By Steven Allen Adams
March 9, 2023 - A bill meant to give West Virginia money managers more say over investment decisions to ensure state investments are not funding anti-fossil fuel and anti-conservative causes pits the state’s top banker against the head of the state’s Investment Management Board.
The Senate Judiciary Committee on Wednesday recommended for passage House Bill 2862, dealing with requirements for shareholder voting by the West Virginia Investment Management Board (IMB) and the Board of Treasury Investments (BTI).
HB 2862 would ensure that all shareholder votes by or on behalf of IMB and BTI are cast according to the specific factors that would affect the interests of investment beneficiaries.
The bill is aimed at making sure the state doesn’t invest state funds based on factors like environmental, social and corporate governance (ESG).
ESG is a form of investing in companies by financial institutions based on factors that go beyond financial issues. Financial institutions and investors use ESG to determine investment strategies based on a company’s commitment to environment or climate change, social justice and how a company treats its workforce in areas of equity.
State Treasurer Riley Moore, a supporter of the bill, believes it will send a message to companies, financial institutions and investment firms that use ESG to limit or prohibit investments in the fossil fuel industry, including coal and natural gas production in West Virginia.
“That is outside of a financial consideration — net-zero carbon emissions and greenhouse gas emissions and things like that,” Moore said during testimony Wednesday. “What we’re trying to do is take politics out of this, take politics out of the proxy votes and how they’re being cast.”

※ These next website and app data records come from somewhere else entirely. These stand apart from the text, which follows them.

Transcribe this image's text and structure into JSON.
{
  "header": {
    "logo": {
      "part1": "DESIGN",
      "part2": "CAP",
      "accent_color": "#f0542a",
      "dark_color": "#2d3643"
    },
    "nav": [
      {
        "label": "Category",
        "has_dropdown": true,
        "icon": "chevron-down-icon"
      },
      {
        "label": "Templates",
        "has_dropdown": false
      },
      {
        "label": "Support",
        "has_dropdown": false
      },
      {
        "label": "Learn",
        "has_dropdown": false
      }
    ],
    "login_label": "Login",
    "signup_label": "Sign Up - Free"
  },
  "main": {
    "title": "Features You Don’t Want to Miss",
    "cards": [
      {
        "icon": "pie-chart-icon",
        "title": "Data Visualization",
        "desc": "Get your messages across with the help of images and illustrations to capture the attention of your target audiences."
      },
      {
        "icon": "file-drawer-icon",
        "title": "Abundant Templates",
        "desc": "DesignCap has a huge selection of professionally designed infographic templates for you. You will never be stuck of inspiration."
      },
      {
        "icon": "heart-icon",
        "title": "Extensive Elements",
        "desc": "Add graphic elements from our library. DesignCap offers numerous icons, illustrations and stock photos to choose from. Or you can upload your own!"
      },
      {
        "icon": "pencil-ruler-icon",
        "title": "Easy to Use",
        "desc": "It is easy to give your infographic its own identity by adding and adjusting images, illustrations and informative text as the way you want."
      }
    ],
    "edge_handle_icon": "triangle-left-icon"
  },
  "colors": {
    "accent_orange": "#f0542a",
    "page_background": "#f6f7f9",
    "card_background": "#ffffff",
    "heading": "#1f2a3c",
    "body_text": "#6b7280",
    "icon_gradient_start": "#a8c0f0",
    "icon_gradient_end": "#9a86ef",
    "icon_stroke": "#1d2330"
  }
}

Moore, who chairs the BTI board of directors, said HB 2862 would help take politics out of money managers’ decisions and shareholders’ votes and ensure that decisions are being made based solely on bringing West Virginians the best returns on the investment of their tax dollars.
“We went through this legislation to make votes cast in a manner that takes financial risk and reward in consideration when those votes are cast on behalf of our pension beneficiaries,” Moore said. “We are trying to prevent here ESG considerations being taken into account when these proxy votes are being cast. The thrust of the bill at the end of the day is for these proxy votes to be cast in the best financial interests of the pension beneficiaries that maximizes their returns.”
According to a press release, in the last quarter, investments through the Board of Treasury Investments outperformed some of the largest private money market funds that use ESG investment policies. Those fund includes BlackRock, Goldman Sachs Group Inc., JPMorgan Chase & Co. and Morgan Stanley.
While Moore chairs the BTI, he is only a non-voting member of the Investment Management Board, formed after a scandal in the 1980s when former state Treasurer A. James Manchin lost more than $279 million in investments due to mismanagement. The IMB manages the state’s multiple public employee retirement systems.
IMB Executive Director Craig Slaughter told committee members Wednesday that Moore had rebuffed all attempts by Slaughter to offer ideas to improve the bill and make it more palatable to the IMB.
Slaughter said HB 2862 would tie the hands of the state’s investment managers when it comes to making the best investments for the state’s funds, and that the bill would place political concerns over making the best investments based on financial considerations.
“Our trustees ... want to make sure these assets are managed properly, that proxy votes are voted in the best financial interests of the beneficiaries,” Slaughter said. “The problem is that nobody has brought credible evidence that that is not being done now to our board. I’m not saying we’ve done it perfectly and there might not be some, but nobody has brought any credible evidence to date.”
The IMB manages more than $22.9 billion in investments from 11 defined benefit retirement plans, as well as insurance and risk pool funds, endowment funds, municipal pensions, and trust funds. The BTI manages more than $8 billion in investments.
“It kind of seems like this is the cart before the horse,” Slaughter said. “It seems like the most obvious thing to do, since the treasurer sits on our board, would be to come to the board and make the case why this was done improperly, and that’s never been done.”